With just 23 days until Election Day, Americans are excited to hit the polls to cast their vote. However, besides electing a new president of course, there will be several other important issues on the ballot – gun control, healthcare, minimum wage and marijuana – that will have an impact nationwide.
Although all of the controversial issues are of great importance, marijuana legalization, whether recreational or medicinal, is an ever-growing movement that has only seen increase in support by Americans for the past three years, according to a 2015 Gallup poll. A majority of Americans – 58 percent – support the legalization of marijuana, with younger generations more supportive than older generations, and an overall increase in support since the late 1960s by adults ages 18 to 34; 35 to 49; 50 to 64; and 65-plus years old.
According to BallotPedia, the encyclopedia of American politics, nine states – Arizona, Arkansas, California, Florida, Maine, Massachusetts, Montana, Nevada and North Dakota – will have some form of marijuana amendment, measure or proposition to expand the already existing marijuana laws, the legalization for medicinal purposes or the legalization of recreational use marijuana altogether.
Medical Marijuana, Inc., the first publically traded cannabis company in the United States, has over 200,000 current shareholders and exhibits a growing interest in the cannabis industry, heading the so-called cannabis revolution in the nation. According to the site, Arizona, California, Maine and Nevada have the best chance of legalizing marijuana for recreational use.
As the first state to legalize marijuana for medicinal purposes in 1996, this year may be when California embraces the legal, recreational use of marijuana. The Adult Use of Marijuana Act will allow for adults 21 years of age and older to use marijuana and will regulate, treat and tax marijuana like alcohol. According to the Act, the marijuana industry in California generates more than $1 billion annually of which will be distributed to school districts across the state, among other public health and community programs.
Similar to California, the Nevada Marijuana Legalization Initiative, or Question 2, will allow for adults 21 years of age and older to posses up to one ounce of marijuana, and will permit individuals to grow up to six plants. Nevada will regulate and tax marijuana like alcohol, and the public will be able to purchase at any licensed retail facility.
In Maine, residents show strong support for the legalization of marijuana, with a total of 55 percent, according to an October 2015 Critical Insights poll.
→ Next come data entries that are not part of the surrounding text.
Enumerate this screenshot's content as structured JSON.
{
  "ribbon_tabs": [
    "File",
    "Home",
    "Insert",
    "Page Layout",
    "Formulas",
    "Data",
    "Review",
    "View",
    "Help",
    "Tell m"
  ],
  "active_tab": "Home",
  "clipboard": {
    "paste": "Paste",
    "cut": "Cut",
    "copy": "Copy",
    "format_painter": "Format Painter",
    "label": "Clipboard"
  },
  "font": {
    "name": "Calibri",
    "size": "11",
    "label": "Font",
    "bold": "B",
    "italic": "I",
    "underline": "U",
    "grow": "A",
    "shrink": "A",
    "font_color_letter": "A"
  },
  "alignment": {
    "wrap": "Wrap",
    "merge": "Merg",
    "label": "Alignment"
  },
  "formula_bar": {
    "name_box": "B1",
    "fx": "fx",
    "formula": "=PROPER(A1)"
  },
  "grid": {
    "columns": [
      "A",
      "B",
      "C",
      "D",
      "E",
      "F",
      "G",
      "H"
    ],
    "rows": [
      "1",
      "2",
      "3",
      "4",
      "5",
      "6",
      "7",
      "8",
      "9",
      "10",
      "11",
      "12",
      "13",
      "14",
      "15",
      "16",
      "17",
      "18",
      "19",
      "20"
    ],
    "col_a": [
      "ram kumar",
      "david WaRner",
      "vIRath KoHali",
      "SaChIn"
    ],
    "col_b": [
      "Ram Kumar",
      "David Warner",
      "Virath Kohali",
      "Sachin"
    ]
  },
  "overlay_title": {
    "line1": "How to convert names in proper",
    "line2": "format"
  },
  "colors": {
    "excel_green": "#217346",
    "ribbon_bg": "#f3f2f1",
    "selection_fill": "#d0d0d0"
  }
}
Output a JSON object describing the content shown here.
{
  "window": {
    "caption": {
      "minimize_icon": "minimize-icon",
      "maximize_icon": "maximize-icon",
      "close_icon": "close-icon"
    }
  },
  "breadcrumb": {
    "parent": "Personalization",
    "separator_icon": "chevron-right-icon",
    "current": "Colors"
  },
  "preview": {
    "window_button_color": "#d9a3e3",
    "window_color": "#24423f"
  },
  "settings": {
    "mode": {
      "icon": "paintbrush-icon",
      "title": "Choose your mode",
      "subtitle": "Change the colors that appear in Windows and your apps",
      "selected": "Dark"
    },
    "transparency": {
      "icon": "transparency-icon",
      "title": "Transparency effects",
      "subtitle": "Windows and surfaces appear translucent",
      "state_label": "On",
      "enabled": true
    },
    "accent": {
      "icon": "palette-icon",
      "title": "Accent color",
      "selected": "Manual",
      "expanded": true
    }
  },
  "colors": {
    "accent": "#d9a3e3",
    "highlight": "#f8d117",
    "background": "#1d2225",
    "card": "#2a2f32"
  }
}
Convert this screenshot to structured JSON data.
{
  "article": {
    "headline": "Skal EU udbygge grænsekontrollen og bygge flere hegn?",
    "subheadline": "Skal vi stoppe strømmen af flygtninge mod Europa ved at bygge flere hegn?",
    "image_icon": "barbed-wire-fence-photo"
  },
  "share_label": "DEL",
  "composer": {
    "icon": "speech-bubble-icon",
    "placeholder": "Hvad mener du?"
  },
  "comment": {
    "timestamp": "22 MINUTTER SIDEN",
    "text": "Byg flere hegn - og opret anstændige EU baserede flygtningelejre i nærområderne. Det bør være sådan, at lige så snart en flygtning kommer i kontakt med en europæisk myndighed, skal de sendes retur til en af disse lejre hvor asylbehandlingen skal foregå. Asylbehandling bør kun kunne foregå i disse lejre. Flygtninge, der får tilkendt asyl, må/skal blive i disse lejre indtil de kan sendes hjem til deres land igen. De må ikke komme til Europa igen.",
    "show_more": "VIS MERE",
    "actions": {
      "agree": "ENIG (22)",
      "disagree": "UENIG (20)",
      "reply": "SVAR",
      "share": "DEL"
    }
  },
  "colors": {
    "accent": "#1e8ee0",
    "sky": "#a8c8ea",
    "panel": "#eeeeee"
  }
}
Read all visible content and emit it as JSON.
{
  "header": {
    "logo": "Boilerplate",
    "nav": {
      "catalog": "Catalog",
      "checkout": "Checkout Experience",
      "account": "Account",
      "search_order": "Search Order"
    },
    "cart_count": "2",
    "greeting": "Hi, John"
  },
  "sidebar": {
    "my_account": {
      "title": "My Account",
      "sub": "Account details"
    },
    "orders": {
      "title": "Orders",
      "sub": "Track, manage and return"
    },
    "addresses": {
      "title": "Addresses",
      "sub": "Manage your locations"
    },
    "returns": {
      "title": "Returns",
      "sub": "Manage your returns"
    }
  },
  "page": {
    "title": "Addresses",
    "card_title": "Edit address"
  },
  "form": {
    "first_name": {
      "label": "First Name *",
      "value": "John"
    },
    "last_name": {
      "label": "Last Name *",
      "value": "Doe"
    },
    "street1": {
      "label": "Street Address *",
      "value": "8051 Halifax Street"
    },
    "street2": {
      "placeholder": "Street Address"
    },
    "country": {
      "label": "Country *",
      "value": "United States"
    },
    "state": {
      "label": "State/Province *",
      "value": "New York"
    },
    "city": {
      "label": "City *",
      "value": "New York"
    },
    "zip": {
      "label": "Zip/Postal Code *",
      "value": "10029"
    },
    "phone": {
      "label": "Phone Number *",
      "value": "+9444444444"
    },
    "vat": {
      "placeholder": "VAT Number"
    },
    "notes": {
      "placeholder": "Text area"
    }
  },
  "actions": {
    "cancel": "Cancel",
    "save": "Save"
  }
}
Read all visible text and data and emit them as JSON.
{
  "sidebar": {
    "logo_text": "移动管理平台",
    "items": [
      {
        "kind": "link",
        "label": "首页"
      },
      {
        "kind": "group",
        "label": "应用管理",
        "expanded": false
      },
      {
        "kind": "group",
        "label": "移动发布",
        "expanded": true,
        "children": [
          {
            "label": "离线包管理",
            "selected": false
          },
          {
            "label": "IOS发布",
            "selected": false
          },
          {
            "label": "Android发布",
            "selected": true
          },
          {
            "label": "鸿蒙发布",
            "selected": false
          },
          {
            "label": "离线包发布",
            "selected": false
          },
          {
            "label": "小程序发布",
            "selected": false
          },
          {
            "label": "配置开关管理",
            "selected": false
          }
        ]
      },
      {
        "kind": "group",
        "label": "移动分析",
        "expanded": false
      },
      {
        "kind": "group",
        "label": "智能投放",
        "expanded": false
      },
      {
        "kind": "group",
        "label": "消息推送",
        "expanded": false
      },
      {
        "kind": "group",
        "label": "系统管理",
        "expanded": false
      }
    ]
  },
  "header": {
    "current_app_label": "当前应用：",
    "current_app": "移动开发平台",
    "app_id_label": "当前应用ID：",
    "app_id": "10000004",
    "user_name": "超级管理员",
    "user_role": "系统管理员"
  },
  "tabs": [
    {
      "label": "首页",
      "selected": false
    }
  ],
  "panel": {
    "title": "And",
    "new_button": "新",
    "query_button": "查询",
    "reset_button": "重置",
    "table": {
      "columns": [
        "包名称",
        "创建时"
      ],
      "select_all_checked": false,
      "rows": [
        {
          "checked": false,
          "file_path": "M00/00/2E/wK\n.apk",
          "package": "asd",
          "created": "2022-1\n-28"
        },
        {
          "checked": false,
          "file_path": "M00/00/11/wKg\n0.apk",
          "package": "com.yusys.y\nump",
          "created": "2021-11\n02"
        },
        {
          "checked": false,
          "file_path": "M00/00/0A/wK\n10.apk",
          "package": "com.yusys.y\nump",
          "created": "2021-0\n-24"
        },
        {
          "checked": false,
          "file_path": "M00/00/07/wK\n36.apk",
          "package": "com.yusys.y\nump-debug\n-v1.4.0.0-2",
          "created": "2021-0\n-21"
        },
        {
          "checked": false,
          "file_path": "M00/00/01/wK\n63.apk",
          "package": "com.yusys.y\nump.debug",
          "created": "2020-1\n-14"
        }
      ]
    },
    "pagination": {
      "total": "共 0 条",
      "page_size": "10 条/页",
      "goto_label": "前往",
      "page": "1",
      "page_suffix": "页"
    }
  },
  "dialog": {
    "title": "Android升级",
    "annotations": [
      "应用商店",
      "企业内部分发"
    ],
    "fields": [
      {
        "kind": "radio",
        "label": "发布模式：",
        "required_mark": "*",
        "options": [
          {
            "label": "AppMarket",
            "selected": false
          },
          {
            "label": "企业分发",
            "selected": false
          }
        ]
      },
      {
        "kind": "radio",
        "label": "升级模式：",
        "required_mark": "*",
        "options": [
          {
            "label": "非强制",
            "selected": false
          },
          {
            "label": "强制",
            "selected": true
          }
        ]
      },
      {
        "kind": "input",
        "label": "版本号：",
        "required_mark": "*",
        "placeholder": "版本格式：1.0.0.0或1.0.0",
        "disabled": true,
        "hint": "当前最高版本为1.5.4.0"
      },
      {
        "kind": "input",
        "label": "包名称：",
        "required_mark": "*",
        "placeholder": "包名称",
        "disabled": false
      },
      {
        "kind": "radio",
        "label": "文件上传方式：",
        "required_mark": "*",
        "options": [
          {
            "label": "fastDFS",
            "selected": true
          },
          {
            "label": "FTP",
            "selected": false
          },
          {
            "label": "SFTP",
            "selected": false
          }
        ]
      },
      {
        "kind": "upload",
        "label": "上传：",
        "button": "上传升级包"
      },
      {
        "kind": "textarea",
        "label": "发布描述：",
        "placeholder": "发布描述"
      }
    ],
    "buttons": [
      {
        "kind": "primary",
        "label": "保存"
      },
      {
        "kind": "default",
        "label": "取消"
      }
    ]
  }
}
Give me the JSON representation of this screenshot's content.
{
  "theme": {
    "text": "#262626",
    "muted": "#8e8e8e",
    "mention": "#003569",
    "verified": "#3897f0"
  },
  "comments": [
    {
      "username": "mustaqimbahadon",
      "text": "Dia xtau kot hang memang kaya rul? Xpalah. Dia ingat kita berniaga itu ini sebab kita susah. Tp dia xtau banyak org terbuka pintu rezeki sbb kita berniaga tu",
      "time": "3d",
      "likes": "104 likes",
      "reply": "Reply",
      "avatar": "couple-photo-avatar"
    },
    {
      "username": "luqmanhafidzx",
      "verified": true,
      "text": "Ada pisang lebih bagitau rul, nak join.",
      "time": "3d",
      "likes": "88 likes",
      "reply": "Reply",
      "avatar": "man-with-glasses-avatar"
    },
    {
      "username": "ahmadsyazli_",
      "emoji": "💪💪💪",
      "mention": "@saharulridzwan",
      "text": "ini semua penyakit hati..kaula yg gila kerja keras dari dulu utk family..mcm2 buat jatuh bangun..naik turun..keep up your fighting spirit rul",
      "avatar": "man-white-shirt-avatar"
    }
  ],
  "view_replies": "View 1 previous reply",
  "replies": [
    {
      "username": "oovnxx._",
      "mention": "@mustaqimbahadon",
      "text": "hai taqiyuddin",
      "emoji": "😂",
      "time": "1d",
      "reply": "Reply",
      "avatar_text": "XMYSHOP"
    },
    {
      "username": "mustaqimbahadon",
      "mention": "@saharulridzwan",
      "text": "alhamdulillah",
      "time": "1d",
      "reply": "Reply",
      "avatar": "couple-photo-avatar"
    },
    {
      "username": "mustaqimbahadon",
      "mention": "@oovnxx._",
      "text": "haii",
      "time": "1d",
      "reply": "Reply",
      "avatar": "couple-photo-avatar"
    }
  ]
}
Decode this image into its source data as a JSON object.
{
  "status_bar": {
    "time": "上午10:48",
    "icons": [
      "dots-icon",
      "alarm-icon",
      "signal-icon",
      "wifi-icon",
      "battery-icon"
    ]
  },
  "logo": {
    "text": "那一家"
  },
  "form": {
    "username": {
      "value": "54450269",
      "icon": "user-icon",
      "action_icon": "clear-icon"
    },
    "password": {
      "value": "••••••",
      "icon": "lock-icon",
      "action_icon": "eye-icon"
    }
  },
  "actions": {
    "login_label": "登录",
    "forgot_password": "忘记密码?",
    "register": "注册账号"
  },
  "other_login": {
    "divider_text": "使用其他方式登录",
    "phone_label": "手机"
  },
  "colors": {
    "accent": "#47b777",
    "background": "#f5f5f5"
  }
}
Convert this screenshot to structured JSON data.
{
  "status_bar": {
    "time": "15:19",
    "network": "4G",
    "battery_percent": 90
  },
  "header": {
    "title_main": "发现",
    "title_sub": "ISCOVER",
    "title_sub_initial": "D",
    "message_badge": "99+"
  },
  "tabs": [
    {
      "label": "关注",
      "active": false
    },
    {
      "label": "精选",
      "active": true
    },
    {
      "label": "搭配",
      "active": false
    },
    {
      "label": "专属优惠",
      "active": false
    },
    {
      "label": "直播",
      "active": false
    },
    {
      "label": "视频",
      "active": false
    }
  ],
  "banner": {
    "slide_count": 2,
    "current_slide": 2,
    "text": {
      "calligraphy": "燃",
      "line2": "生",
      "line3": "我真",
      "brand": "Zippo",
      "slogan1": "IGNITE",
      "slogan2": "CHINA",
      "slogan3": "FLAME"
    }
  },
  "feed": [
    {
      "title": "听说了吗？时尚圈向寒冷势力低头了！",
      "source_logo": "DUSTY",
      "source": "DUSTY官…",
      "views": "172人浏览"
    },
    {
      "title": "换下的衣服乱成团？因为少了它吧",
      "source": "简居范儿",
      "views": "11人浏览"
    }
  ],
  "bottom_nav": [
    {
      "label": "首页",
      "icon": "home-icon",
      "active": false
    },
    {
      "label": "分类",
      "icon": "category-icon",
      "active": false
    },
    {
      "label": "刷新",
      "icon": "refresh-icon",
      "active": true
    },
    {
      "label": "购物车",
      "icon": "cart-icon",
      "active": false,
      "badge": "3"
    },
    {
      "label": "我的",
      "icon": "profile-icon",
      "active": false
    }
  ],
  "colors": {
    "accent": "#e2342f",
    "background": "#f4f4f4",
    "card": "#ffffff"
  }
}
The Maine Marijuana Legalization Initiative will permit for adults 21 and older to posses up to 2.5 ounces of marijuana – including concentrates – and will allow for the cultivation of up to six plants. According to the initiative, the legalization will generate millions of dollars in tax revenue and will create thousands of jobs for Maine residents.
For residents of Arizona, the Campaign to Regulate Marijuana Like Alcohol, or Proposition 205, will legalize the use of marijuana and will allow the cultivation of up to six plants, similar to several states. In an advertisement paid for by the campaign, supporters of Proposition 205 state that of the approximately $123-plus million generated in taxes and license fees, Arizona school districts will receive more than $55 million each year. In addition, the campaign states that more than $495 million will be taken out of the criminal market.
As of May 2016, 25 states – including D.C. – have some form of medicinal marijuana laws in place that allow for at least some form of possession. Of these 25, four states – Colorado, Oregon, Washington and Alaska – permit the recreational use of marijuana, as well as D.C.
Come this November, a surprising number of states will have its citizens cast their vote and have their voices heard on the legalization of marijuana. The opposition of marijuana has cost taxpayers millions and incarcerated thousands since the initiation of the so-called War on Drugs. There were a total of 574,641 marijuana-related arrests last year, due to the possession of a small quantity, according to Governing, an online media platform covering politics and policy across the country. Although crime in the country has steadily declined over the past two decades, the marijuana-related arrests last year outnumbered the arrest made for violent crime.
More and more states across the country are beginning to buy into the huge profits to be made from the marijuana industry and as support grows among American citizens, the states that have yet to allow it will soon follow.